In a sixth grader's notebook only two lines are written: I go outside. I look at the stars. Then I'm sad because of death and stuff--
It is difficult to think about all the news that’s hitting our screens these days. Thinking has become exhausting. I think the way a poem sometimes works is to help stabilize this process of taking in and breathing out by keeping us company through it in a very generous way.
Poet Jamaal May’s collection Hum does some of this, investigating phobias and asking questions. When I first met him at Vermont College of Fine Arts, he spoke about how to write racially inclusive work. I remember the very pointed comments he made, and how things so obvious still needed to be said.
At a funeral when I was her age, I punched dots into the program with a bow compass then held it to the light to trace paths I drew between holes. Those constellations. The paths drawn between neurons. Their firing is how I think. She adds in pencil the castle of the mind is full of hundreds of bright specters-- and I wonder what's going on in her head and mine. What sky did we fall from? sounds like an appropriate question, when I think about it but it's too much to ask a child, right?
from “Thinking Like a Split Melon” in Hum, by Jamaal May (Alice James Books, 2013)

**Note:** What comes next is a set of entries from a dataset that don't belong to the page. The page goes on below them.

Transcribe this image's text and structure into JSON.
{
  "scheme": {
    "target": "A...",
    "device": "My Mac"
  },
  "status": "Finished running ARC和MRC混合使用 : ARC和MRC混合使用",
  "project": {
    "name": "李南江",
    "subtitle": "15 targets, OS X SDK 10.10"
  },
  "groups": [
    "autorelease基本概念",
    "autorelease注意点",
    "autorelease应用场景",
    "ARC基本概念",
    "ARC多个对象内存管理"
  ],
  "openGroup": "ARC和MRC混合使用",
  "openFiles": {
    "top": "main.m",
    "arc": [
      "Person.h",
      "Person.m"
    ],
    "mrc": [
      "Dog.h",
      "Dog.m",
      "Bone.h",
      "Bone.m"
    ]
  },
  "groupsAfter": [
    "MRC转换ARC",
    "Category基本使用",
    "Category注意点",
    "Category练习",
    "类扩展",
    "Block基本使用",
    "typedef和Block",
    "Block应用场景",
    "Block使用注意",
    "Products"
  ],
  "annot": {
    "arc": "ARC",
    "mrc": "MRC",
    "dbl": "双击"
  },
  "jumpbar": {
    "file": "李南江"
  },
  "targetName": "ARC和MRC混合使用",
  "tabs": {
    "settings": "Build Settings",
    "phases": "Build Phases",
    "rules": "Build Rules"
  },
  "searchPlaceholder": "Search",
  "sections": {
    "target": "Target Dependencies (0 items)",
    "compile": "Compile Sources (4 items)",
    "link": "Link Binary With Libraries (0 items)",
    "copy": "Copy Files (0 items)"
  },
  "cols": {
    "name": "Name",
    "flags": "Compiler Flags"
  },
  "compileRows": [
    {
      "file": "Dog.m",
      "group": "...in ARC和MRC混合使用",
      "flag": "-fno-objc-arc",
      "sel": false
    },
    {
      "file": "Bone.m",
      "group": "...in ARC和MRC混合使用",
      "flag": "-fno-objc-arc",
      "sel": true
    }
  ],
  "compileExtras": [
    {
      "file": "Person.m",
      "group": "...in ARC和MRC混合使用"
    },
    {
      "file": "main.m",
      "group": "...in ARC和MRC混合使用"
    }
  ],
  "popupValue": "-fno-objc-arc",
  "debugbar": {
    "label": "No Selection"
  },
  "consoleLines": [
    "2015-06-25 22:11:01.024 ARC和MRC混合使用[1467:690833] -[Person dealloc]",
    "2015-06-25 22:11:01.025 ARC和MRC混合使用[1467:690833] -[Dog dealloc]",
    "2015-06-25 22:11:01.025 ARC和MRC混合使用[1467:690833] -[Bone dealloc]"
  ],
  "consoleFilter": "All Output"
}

For tonight’s prompt, borrow a line or two from this poem and use it as a springboard to your own writing. Then join us on Zoom at 7pm for our online salon; share your writing and enjoy listening, talking together.